• TASK ITEM
Return a copy of each line in the listing that includes the word "JSON".

--------------------------------

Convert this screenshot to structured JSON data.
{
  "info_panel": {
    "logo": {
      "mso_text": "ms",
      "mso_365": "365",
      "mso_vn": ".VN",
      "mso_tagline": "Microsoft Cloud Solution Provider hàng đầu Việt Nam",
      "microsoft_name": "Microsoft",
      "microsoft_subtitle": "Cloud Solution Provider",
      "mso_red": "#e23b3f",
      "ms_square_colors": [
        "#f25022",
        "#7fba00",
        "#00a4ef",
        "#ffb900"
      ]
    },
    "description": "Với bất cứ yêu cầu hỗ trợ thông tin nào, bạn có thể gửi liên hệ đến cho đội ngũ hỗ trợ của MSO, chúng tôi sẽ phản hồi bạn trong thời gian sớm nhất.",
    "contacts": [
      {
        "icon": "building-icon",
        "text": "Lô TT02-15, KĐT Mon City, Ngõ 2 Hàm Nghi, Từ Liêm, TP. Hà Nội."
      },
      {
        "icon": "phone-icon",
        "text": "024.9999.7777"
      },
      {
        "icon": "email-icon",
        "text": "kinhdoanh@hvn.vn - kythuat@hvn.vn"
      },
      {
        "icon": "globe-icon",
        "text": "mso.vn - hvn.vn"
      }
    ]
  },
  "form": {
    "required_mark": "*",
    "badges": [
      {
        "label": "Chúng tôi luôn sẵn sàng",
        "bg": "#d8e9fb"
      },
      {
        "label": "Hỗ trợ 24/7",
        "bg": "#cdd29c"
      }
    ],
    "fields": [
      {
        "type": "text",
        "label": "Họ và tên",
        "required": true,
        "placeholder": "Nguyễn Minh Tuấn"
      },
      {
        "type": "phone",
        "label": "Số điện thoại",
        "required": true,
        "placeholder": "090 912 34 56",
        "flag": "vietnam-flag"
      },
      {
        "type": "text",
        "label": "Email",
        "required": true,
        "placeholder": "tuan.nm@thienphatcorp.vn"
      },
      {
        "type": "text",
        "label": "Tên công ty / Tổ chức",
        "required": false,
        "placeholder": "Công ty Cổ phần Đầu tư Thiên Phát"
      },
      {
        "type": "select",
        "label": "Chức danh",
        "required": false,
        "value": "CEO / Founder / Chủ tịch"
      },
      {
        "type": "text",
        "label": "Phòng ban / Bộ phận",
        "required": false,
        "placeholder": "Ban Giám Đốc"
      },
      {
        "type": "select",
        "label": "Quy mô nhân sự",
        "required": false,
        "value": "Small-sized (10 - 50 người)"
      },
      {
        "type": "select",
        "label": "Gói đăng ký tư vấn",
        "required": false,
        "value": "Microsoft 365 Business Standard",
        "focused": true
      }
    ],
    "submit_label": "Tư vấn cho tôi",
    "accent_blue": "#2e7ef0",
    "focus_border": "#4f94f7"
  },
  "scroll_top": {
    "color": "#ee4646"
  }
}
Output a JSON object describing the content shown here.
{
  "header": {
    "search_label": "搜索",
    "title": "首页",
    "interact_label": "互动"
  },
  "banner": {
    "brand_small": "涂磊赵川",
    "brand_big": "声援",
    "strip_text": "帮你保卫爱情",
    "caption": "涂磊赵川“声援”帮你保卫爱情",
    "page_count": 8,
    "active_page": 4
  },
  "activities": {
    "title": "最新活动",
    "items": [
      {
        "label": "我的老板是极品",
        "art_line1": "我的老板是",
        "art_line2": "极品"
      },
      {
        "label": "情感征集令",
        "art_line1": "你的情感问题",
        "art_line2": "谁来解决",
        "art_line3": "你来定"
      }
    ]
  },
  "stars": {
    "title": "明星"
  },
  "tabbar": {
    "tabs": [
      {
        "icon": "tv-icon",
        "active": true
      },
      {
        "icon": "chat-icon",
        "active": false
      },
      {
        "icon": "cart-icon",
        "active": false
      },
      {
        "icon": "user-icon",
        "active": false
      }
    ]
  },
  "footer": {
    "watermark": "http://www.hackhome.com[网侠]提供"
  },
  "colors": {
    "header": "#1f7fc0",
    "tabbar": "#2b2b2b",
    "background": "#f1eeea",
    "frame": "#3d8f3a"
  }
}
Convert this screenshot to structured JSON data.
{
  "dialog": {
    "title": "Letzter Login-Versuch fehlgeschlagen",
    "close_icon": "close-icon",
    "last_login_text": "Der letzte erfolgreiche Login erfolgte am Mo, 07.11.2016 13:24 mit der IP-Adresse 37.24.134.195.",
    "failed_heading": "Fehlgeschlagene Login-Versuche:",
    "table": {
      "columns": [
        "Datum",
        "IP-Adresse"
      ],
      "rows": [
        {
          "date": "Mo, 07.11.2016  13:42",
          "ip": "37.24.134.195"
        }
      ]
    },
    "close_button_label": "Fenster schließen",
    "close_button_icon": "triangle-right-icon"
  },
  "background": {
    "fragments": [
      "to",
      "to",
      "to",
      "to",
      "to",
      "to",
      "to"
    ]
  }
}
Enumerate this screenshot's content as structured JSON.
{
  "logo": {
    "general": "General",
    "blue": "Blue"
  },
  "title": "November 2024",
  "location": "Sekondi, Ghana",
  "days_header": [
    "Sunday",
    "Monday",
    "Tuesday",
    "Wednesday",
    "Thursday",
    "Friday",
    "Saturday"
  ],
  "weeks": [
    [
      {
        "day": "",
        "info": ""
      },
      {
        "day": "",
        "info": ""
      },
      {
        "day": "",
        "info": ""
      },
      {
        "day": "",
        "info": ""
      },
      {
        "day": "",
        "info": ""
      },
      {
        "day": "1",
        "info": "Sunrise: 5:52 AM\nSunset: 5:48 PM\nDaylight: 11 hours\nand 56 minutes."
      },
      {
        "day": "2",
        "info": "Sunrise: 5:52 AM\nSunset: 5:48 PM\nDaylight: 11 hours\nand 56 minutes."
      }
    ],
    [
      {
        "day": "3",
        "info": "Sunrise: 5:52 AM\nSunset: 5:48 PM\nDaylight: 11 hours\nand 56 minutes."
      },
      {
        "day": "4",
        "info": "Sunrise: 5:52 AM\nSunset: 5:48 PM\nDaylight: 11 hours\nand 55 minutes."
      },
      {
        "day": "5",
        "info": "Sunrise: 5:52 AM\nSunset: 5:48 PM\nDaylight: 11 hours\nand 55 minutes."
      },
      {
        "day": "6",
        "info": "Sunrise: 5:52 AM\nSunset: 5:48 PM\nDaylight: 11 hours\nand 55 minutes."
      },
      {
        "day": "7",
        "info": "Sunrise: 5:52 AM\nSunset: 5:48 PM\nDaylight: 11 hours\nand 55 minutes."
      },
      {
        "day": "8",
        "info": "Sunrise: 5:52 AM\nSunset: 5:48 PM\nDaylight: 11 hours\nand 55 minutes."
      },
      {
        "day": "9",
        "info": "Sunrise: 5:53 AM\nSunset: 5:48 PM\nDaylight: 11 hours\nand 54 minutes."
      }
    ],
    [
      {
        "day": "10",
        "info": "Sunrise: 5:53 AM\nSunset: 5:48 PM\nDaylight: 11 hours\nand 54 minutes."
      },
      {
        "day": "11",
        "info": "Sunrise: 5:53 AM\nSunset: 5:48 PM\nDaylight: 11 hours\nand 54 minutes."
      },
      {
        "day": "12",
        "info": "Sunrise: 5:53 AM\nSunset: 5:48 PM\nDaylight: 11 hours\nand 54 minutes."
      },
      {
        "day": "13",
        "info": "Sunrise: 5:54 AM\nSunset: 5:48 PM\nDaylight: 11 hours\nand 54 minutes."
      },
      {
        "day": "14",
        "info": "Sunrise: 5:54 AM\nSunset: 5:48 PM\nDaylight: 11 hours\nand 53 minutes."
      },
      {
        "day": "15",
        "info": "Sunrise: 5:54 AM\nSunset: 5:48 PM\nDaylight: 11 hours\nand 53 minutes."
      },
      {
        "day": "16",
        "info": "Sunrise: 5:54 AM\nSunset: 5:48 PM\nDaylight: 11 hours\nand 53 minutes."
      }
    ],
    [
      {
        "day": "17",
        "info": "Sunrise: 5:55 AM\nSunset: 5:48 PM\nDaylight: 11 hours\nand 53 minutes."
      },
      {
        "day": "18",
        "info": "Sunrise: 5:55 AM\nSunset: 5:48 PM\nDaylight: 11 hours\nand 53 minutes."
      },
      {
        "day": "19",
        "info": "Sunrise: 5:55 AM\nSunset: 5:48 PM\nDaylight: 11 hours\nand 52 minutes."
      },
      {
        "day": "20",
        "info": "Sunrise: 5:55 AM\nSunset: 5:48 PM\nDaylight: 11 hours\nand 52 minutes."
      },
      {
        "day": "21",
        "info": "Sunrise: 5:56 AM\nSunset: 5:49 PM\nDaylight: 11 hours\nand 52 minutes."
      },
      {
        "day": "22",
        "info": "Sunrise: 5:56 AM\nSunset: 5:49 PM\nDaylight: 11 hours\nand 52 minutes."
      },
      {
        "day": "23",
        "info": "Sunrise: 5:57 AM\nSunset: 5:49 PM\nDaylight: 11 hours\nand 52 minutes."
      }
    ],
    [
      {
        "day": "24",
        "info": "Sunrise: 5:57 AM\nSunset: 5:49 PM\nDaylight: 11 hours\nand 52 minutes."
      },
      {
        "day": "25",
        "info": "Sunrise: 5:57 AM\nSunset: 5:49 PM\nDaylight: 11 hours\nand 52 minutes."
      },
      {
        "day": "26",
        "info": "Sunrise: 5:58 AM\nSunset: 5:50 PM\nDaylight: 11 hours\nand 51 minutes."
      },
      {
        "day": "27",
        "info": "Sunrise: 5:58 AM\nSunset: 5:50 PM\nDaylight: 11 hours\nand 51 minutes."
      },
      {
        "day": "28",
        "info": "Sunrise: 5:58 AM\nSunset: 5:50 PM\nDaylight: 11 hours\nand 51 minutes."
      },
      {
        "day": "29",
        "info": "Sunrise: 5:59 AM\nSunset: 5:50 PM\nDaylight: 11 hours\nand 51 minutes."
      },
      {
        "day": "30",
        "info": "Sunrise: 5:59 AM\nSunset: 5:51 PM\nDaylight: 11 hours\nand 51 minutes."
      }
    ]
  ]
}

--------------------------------

• WRITTEN RESPONSE
Convert this screenshot to structured JSON data.
Output a JSON object describing the content shown here.
Convert this screenshot to structured JSON data.
Enumerate this screenshot's content as structured JSON.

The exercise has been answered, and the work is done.